Kessler said the event was timed with Black History Month.

“We (wanted) to highlight that and to highlight our partnership with Pan-African Studies on campus.”

In her two lectures, Sabar covered challenges facing Israel, specifically regarding the integration of African Jews into the country.

She said she led missions in the 1980s to rescue Ethiopian Jews and bring them to Israel.

“Little did I realize the obstacles they would face in Israel,” she said, citing feelings of discrimination and antagonism among the Israelis toward the immigrants. She said she realized the feelings were “results of ignorance,” and she “fought them with knowledge.”

“We as women have a lot of power and influence,” Sabar said.

In her first lecture, titled, “The Africanization of Israel,” she discussed the challenges of how black Jews from Ethiopia, African migrant workers and African asylum seekers have integrated into Israeli society.

“Most Israelis have never seen black people other than tourists — American tourists,” Sabar said.

Jennifer Chestnut, executive director of Hillel, said she thought the lecture was “fascinating.”

“Whenever I think there are collaborations on campus, it’s great to see the resources and various departments coming together on common themes,” she said after the lecture.

Sabar delivered a final lecture in the Cohn Jewish Student Center chapel, focusing on her own experiences with Jewish and African backgrounds.

She said it’s hard to pick to a single reason why she chose to focus on Africa and Israel.

“I needed to expand my understanding of the region I live in,” she said.

In the 1990s, Sabar said she shifted focus to Kenya, researching the “complex relationship between religion and politics.” She said although she witnessed female genital mutilation, child slavery and other atrocities that marginalize them, she thinks, “African women are the most innovative and creative” in the world in the way they develop “new strategies for surviving.”

After the speech, she answered questions that centered on Israel’s — and other countries’ — absorption of migrants. She said although there are no countries in the world that have handled migration “particularly well,” there must be a balance in Israel.

She said the government wants to accept all refugees, but is “extremely worried” about the number of Africans it takes in.

Either way, she said, “labor migration is here to stay.”

In 2009, her dedication in helping both Israel and Sub-Saharan Africa earned Sabar the Unsung Heroes of Compassion Award from the Dalai Lama.

“She’s done a great deal of work in the community in Israel and Tel Aviv,” said Ricky Marcus, director of Jewish student life at Hillel.

Beyond her work, Sabar talked about her personal life and how she juggles her various roles.

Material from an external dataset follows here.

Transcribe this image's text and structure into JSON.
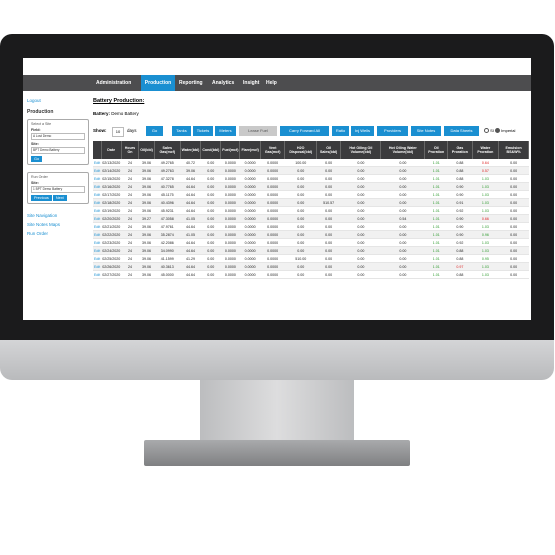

“To be an Israeli, Jew, mother, scientist and social activist woman in 2011 is not an easy life,” she said, “It is not an either/or reality. It is not good or bad… It is both oppressive and liberating.”

Contact Daniel Moore at [email protected].

Contact Ryan Collins at [email protected].